Traffic on Main and Elm street in Downtown Dallas is constant. Additionally, Texas is the largest contributor to transportation-related carbon dioxide emissions in the United States. Photo Credit: Sam Judy

As Texas did not require climate science to be taught before the year 2020, the state received an F from the National Center for Science Education for dismal standards on the subject. While the state subsequently allowed curriculums to feature materials and literature addressing climate change, the new changes instituted by the school board could potentially reverse some elements of the previous policy. 

While DISD in particular includes lessons explaining key factors and causes of climate change, textbooks are often required to provide doubtful secondary statements that could function as misnomers as part of Texas education standards. Katie Worth, author of Miseducation: How Climate Change is Taught in America, explains that as guidance on education in the country is left to states, geographical placement has the potential to drastically alter the course of a student’s education.

As well as featuring textbooks with foggy perspectives on climate change, thereby putting responsibility in covering the topic squarely in educators’ hands, poverty in the state naturally leads to less experienced or well-resourced teachers.

The Texas Education Agency reports that 10% of teachers in the state have left the profession each year in the last decade. As the retention rate weakens, a student’s performance is negatively impacted, affecting the quality of their education overall. This issue is worsened when teachers leave mid-year, leaving substitutes less equipped to prepare adequate lesson plans.

Nationally, 86% of teachers and 84% of parents support climate change education in schools. While educators and families each may have the desire for more straightforward message plans explaining climate change, the state has taken an increasingly aggressive stance in advocating for climate change denial. Textbook publishers are more than willing to accommodate lawmakers in the interest of maintaining business. As red states like Texas and Florida boast massive populations of around 30 and 22 million respectively, textbook giants like McGraw Hill would see heavy losses in sales if states chose alternative options.

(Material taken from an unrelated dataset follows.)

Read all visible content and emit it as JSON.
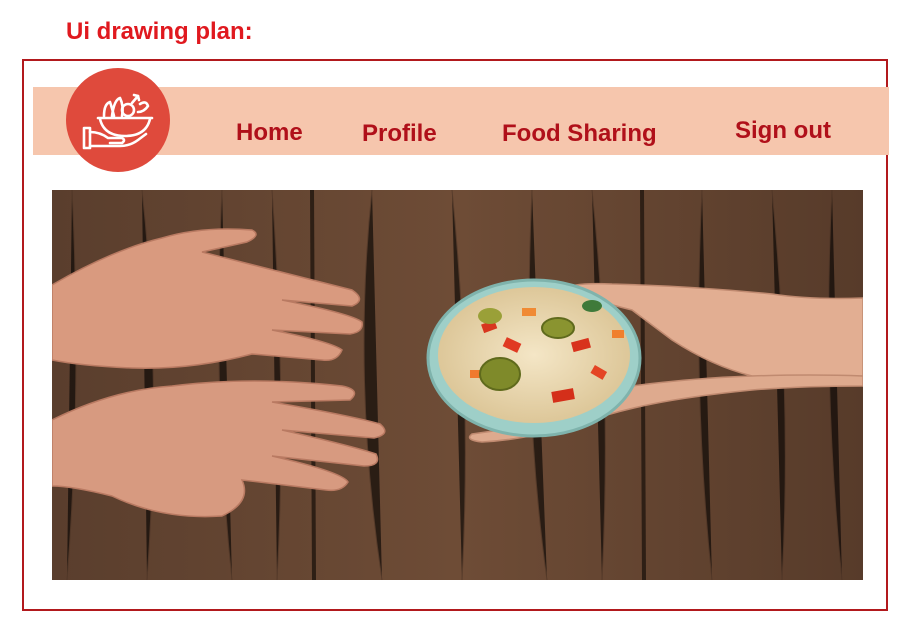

W.H. Cotton Building, former site of the Procter & Gamble chemical plant. Photo Credit: Sam Judy

As education guidelines become looser and subject to greater interpretation on subjects like climate science, the quality of a student’s education takes a downslide. Education, in this respect, is not informing a growing individual’s understanding of their environment, their government, and other major factors guiding the construction of their reality. 

Texas is both subject to unstable weather due to climate change while also outpacing California to produce 193 metric tons of carbon dioxide from transportation alone, holding responsibility and its ramifications in each hand. If our students represent the next generation of Texans, their education is what informs our state’s future.